Barack Obama […] is the new president of the United States. I know this probably does not mean anything for Serbia (directly), because U.S. policy towards Serbia and Kosovo will not change. Although if the new president of the United States really fulfills his election promises, the situation would be at least a little better all over the world, and therefore indirectly in Serbia as well.
[…] However, we learn that the “transition” team has appointed some former employees of [Bill Clinton]'s State Department. One of them now works for the [Albright Group] (company [owned by Madeleine Albright]). […]
“The only way for some big change to happen in American relations with the Balkan area would be if Serbia acted strongly with aggressive diplomacy efforts. With this government in Belgrade, this is, of course, completely impossible.”
In another post, Sivi Soko adds:
Have you ever thought that the euphoria with which some Americans perceive Barack Hussein Obama may be similar to the euphoria with which some Serbs experienced [Slobodan Milošević]? Both politicians promised changes.
The choice of [Rahm Emanuel] for head of the office could be a good thing, because he was one of the prominent members of the Serbian committee in Congress. But the real test will be Obama's choice for head of diplomacy. If he chooses [Richard Holbrooke], [the future relations with Serbia] would be [very bad].

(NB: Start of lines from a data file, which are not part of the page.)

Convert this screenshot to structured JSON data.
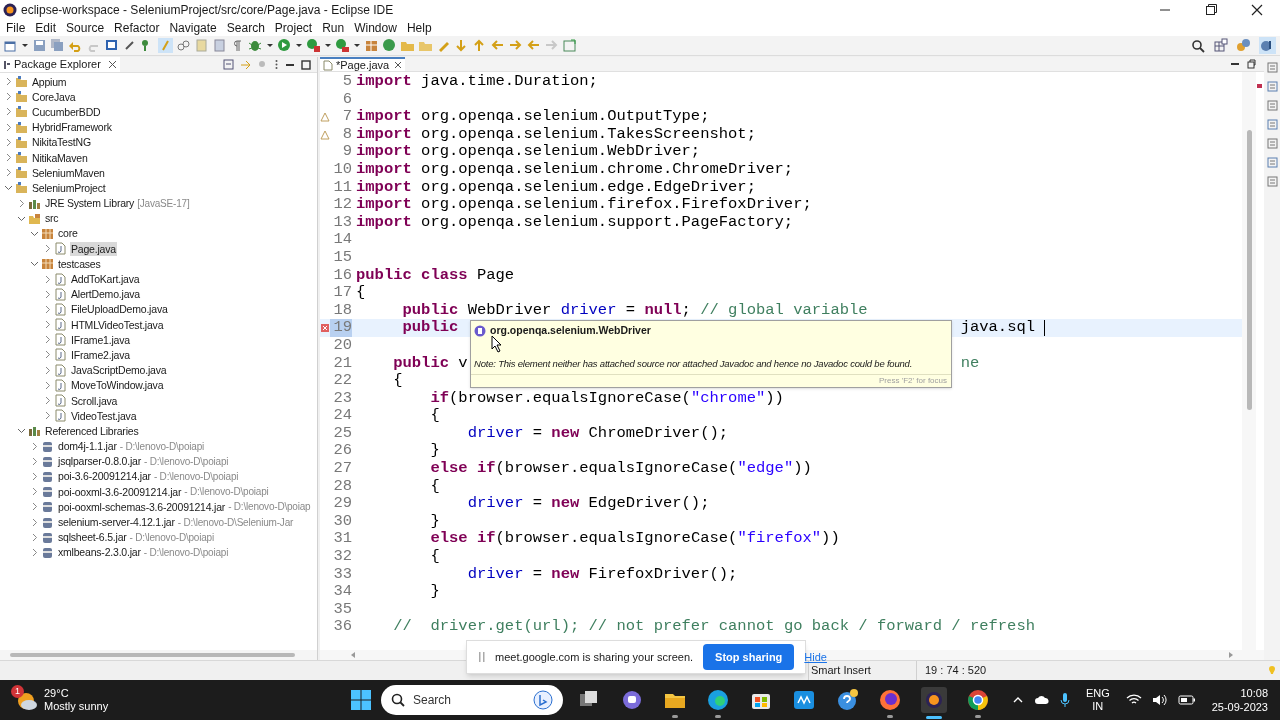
{
  "window": {
    "title": "eclipse-workspace - SeleniumProject/src/core/Page.java - Eclipse IDE"
  },
  "menu": [
    "File",
    "Edit",
    "Source",
    "Refactor",
    "Navigate",
    "Search",
    "Project",
    "Run",
    "Window",
    "Help"
  ],
  "package_explorer": {
    "title": "Package Explorer",
    "tree": [
      {
        "label": "Appium",
        "kind": "project",
        "expanded": false,
        "selected": false
      },
      {
        "label": "CoreJava",
        "kind": "project",
        "expanded": false,
        "selected": false
      },
      {
        "label": "CucumberBDD",
        "kind": "project",
        "expanded": false,
        "selected": false
      },
      {
        "label": "HybridFramework",
        "kind": "project",
        "expanded": false,
        "selected": false
      },
      {
        "label": "NikitaTestNG",
        "kind": "project",
        "expanded": false,
        "selected": false
      },
      {
        "label": "NitikaMaven",
        "kind": "project",
        "expanded": false,
        "selected": false
      },
      {
        "label": "SeleniumMaven",
        "kind": "project",
        "expanded": false,
        "selected": false
      },
      {
        "label": "SeleniumProject",
        "kind": "project",
        "expanded": true,
        "selected": false,
        "children": [
          {
            "label": "JRE System Library",
            "decoration": "[JavaSE-17]",
            "kind": "library",
            "expanded": false,
            "selected": false
          },
          {
            "label": "src",
            "kind": "source_folder",
            "expanded": true,
            "selected": false,
            "children": [
              {
                "label": "core",
                "kind": "package",
                "expanded": true,
                "selected": false,
                "children": [
                  {
                    "label": "Page.java",
                    "kind": "java",
                    "expanded": false,
                    "selected": true
                  }
                ]
              },
              {
                "label": "testcases",
                "kind": "package",
                "expanded": true,
                "selected": false,
                "children": [
                  {
                    "label": "AddToKart.java",
                    "kind": "java",
                    "expanded": false,
                    "selected": false
                  },
                  {
                    "label": "AlertDemo.java",
                    "kind": "java",
                    "expanded": false,
                    "selected": false
                  },
                  {
                    "label": "FileUploadDemo.java",
                    "kind": "java",
                    "expanded": false,
                    "selected": false
                  },
                  {
                    "label": "HTMLVideoTest.java",
                    "kind": "java",
                    "expanded": false,
                    "selected": false
                  },
                  {
                    "label": "IFrame1.java",
                    "kind": "java",
                    "expanded": false,
                    "selected": false
                  },
                  {
                    "label": "IFrame2.java",
                    "kind": "java",
                    "expanded": false,
                    "selected": false
                  },
                  {
                    "label": "JavaScriptDemo.java",
                    "kind": "java",
                    "expanded": false,
                    "selected": false
                  },
                  {
                    "label": "MoveToWindow.java",
                    "kind": "java",
                    "expanded": false,
                    "selected": false
                  },
                  {
                    "label": "Scroll.java",
                    "kind": "java",
                    "expanded": false,
                    "selected": false
                  },
                  {
                    "label": "VideoTest.java",
                    "kind": "java",
                    "expanded": false,
                    "selected": false
                  }
                ]
              }
            ]
          },
          {
            "label": "Referenced Libraries",
            "kind": "library",
            "expanded": true,
            "selected": false,
            "children": [
              {
                "label": "dom4j-1.1.jar",
                "decoration": "- D:\\lenovo-D\\poiapi",
                "kind": "jar",
                "expanded": false,
                "selected": false
              },
              {
                "label": "jsqlparser-0.8.0.jar",
                "decoration": "- D:\\lenovo-D\\poiapi",
                "kind": "jar",
                "expanded": false,
                "selected": false
              },
              {
                "label": "poi-3.6-20091214.jar",
                "decoration": "- D:\\lenovo-D\\poiapi",
                "kind": "jar",
                "expanded": false,
                "selected": false
              },
              {
                "label": "poi-ooxml-3.6-20091214.jar",
                "decoration": "- D:\\lenovo-D\\poiapi",
                "kind": "jar",
                "expanded": false,
                "selected": false
              },
              {
                "label": "poi-ooxml-schemas-3.6-20091214.jar",
                "decoration": "- D:\\lenovo-D\\poiap",
                "kind": "jar",
                "expanded": false,
                "selected": false
              },
              {
                "label": "selenium-server-4.12.1.jar",
                "decoration": "- D:\\lenovo-D\\Selenium-Jar",
                "kind": "jar",
                "expanded": false,
                "selected": false
              },
              {
                "label": "sqlsheet-6.5.jar",
                "decoration": "- D:\\lenovo-D\\poiapi",
                "kind": "jar",
                "expanded": false,
                "selected": false
              },
              {
                "label": "xmlbeans-2.3.0.jar",
                "decoration": "- D:\\lenovo-D\\poiapi",
                "kind": "jar",
                "expanded": false,
                "selected": false
              }
            ]
          }
        ]
      }
    ]
  },
  "editor": {
    "tab": "*Page.java",
    "lines": [
      {
        "number": "5",
        "current": false,
        "warning": false,
        "error": false,
        "parts": [
          {
            "kind": "keyword",
            "text": "import"
          },
          {
            "kind": "plain",
            "text": " java.time.Duration;"
          }
        ]
      },
      {
        "number": "6",
        "current": false,
        "warning": false,
        "error": false
      },
      {
        "number": "7",
        "current": false,
        "warning": true,
        "error": false,
        "parts": [
          {
            "kind": "keyword",
            "text": "import"
          },
          {
            "kind": "plain",
            "text": " org.openqa.selenium.OutputType;"
          }
        ]
      },
      {
        "number": "8",
        "current": false,
        "warning": true,
        "error": false,
        "parts": [
          {
            "kind": "keyword",
            "text": "import"
          },
          {
            "kind": "plain",
            "text": " org.openqa.selenium.TakesScreenshot;"
          }
        ]
      },
      {
        "number": "9",
        "current": false,
        "warning": false,
        "error": false,
        "parts": [
          {
            "kind": "keyword",
            "text": "import"
          },
          {
            "kind": "plain",
            "text": " org.openqa.selenium.WebDriver;"
          }
        ]
      },
      {
        "number": "10",
        "current": false,
        "warning": false,
        "error": false,
        "parts": [
          {
            "kind": "keyword",
            "text": "import"
          },
          {
            "kind": "plain",
            "text": " org.openqa.selenium.chrome.ChromeDriver;"
          }
        ]
      },
      {
        "number": "11",
        "current": false,
        "warning": false,
        "error": false,
        "parts": [
          {
            "kind": "keyword",
            "text": "import"
          },
          {
            "kind": "plain",
            "text": " org.openqa.selenium.edge.EdgeDriver;"
          }
        ]
      },
      {
        "number": "12",
        "current": false,
        "warning": false,
        "error": false,
        "parts": [
          {
            "kind": "keyword",
            "text": "import"
          },
          {
            "kind": "plain",
            "text": " org.openqa.selenium.firefox.FirefoxDriver;"
          }
        ]
      },
      {
        "number": "13",
        "current": false,
        "warning": false,
        "error": false,
        "parts": [
          {
            "kind": "keyword",
            "text": "import"
          },
          {
            "kind": "plain",
            "text": " org.openqa.selenium.support.PageFactory;"
          }
        ]
      },
      {
        "number": "14",
        "current": false,
        "warning": false,
        "error": false
      },
      {
        "number": "15",
        "current": false,
        "warning": false,
        "error": false
      },
      {
        "number": "16",
        "current": false,
        "warning": false,
        "error": false,
        "parts": [
          {
            "kind": "keyword",
            "text": "public class"
          },
          {
            "kind": "plain",
            "text": " Page"
          }
        ]
      },
      {
        "number": "17",
        "current": false,
        "warning": false,
        "error": false,
        "parts": [
          {
            "kind": "plain",
            "text": "{"
          }
        ]
      },
      {
        "number": "18",
        "current": false,
        "warning": false,
        "error": false,
        "parts": [
          {
            "kind": "keyword",
            "text": "     public"
          },
          {
            "kind": "plain",
            "text": " WebDriver "
          },
          {
            "kind": "field",
            "text": "driver"
          },
          {
            "kind": "plain",
            "text": " = "
          },
          {
            "kind": "keyword",
            "text": "null"
          },
          {
            "kind": "plain",
            "text": "; "
          },
          {
            "kind": "comment",
            "text": "// global variable"
          }
        ]
      },
      {
        "number": "19",
        "current": true,
        "warning": false,
        "error": true,
        "parts": [
          {
            "kind": "keyword",
            "text": "     public"
          },
          {
            "kind": "plain",
            "text": "                                                      java.sql"
          }
        ]
      },
      {
        "number": "20",
        "current": false,
        "warning": false,
        "error": false
      },
      {
        "number": "21",
        "current": false,
        "warning": false,
        "error": false,
        "parts": [
          {
            "kind": "keyword",
            "text": "    public"
          },
          {
            "kind": "plain",
            "text": " v"
          },
          {
            "kind": "comment",
            "text": "                                                     ne"
          }
        ]
      },
      {
        "number": "22",
        "current": false,
        "warning": false,
        "error": false,
        "parts": [
          {
            "kind": "plain",
            "text": "    {"
          }
        ]
      },
      {
        "number": "23",
        "current": false,
        "warning": false,
        "error": false,
        "parts": [
          {
            "kind": "keyword",
            "text": "        if"
          },
          {
            "kind": "plain",
            "text": "(browser.equalsIgnoreCase("
          },
          {
            "kind": "string",
            "text": "\"chrome\""
          },
          {
            "kind": "plain",
            "text": "))"
          }
        ]
      },
      {
        "number": "24",
        "current": false,
        "warning": false,
        "error": false,
        "parts": [
          {
            "kind": "plain",
            "text": "        {"
          }
        ]
      },
      {
        "number": "25",
        "current": false,
        "warning": false,
        "error": false,
        "parts": [
          {
            "kind": "field",
            "text": "            driver"
          },
          {
            "kind": "plain",
            "text": " = "
          },
          {
            "kind": "keyword",
            "text": "new"
          },
          {
            "kind": "plain",
            "text": " ChromeDriver();"
          }
        ]
      },
      {
        "number": "26",
        "current": false,
        "warning": false,
        "error": false,
        "parts": [
          {
            "kind": "plain",
            "text": "        }"
          }
        ]
      },
      {
        "number": "27",
        "current": false,
        "warning": false,
        "error": false,
        "parts": [
          {
            "kind": "keyword",
            "text": "        else if"
          },
          {
            "kind": "plain",
            "text": "(browser.equalsIgnoreCase("
          },
          {
            "kind": "string",
            "text": "\"edge\""
          },
          {
            "kind": "plain",
            "text": "))"
          }
        ]
      },
      {
        "number": "28",
        "current": false,
        "warning": false,
        "error": false,
        "parts": [
          {
            "kind": "plain",
            "text": "        {"
          }
        ]
      },
      {
        "number": "29",
        "current": false,
        "warning": false,
        "error": false,
        "parts": [
          {
            "kind": "field",
            "text": "            driver"
          },
          {
            "kind": "plain",
            "text": " = "
          },
          {
            "kind": "keyword",
            "text": "new"
          },
          {
            "kind": "plain",
            "text": " EdgeDriver();"
          }
        ]
      },
      {
        "number": "30",
        "current": false,
        "warning": false,
        "error": false,
        "parts": [
          {
            "kind": "plain",
            "text": "        }"
          }
        ]
      },
      {
        "number": "31",
        "current": false,
        "warning": false,
        "error": false,
        "parts": [
          {
            "kind": "keyword",
            "text": "        else if"
          },
          {
            "kind": "plain",
            "text": "(browser.equalsIgnoreCase("
          },
          {
            "kind": "string",
            "text": "\"firefox\""
          },
          {
            "kind": "plain",
            "text": "))"
          }
        ]
      },
      {
        "number": "32",
        "current": false,
        "warning": false,
        "error": false,
        "parts": [
          {
            "kind": "plain",
            "text": "        {"
          }
        ]
      },
      {
        "number": "33",
        "current": false,
        "warning": false,
        "error": false,
        "parts": [
          {
            "kind": "field",
            "text": "            driver"
          },
          {
            "kind": "plain",
            "text": " = "
          },
          {
            "kind": "keyword",
            "text": "new"
          },
          {
            "kind": "plain",
            "text": " FirefoxDriver();"
          }
        ]
      },
      {
        "number": "34",
        "current": false,
        "warning": false,
        "error": false,
        "parts": [
          {
            "kind": "plain",
            "text": "        }"
          }
        ]
      },
      {
        "number": "35",
        "current": false,
        "warning": false,
        "error": false
      },
      {
        "number": "36",
        "current": false,
        "warning": false,
        "error": false,
        "parts": [
          {
            "kind": "comment",
            "text": "    //  driver.get(url); // not prefer cannot go back / forward / refresh"
          }
        ]
      }
    ]
  },
  "tooltip": {
    "title": "org.openqa.selenium.WebDriver",
    "note": "Note: This element neither has attached source nor attached Javadoc and hence no Javadoc could be found.",
    "footer": "Press 'F2' for focus"
  },
  "status_bar": [
    "Smart Insert",
    "19 : 74 : 520"
  ],
  "sharing_bar": {
    "message": "meet.google.com is sharing your screen.",
    "stop_button": "Stop sharing",
    "hide_link": "Hide"
  },
  "taskbar": {
    "weather": {
      "badge": "1",
      "temperature": "29°C",
      "condition": "Mostly sunny"
    },
    "search": {
      "placeholder": "Search"
    },
    "language": "ENG",
    "region": "IN",
    "time": "10:08",
    "date": "25-09-2023"
  }
}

Rivera jokes (or not) (SRP):
[…] I am fed up with our domestic problems and issues […]. Thus – let's go straight to Havana! [Fidel Castro] has lived to see to another American president. It is the first time he said something nice about one of them – “Obama was an intelligent fellow.”
Think for a moment how the meeting between Fidel and [Raul Castro] and the American president Barack Obama would look like on the coast [of Cuba]. They would drink coca-cola and rum with a lot of ice. They would be saying cheers to one another. Barack would say:
“Fuck it, forget what happened. Let's move on!”
To this – cheers!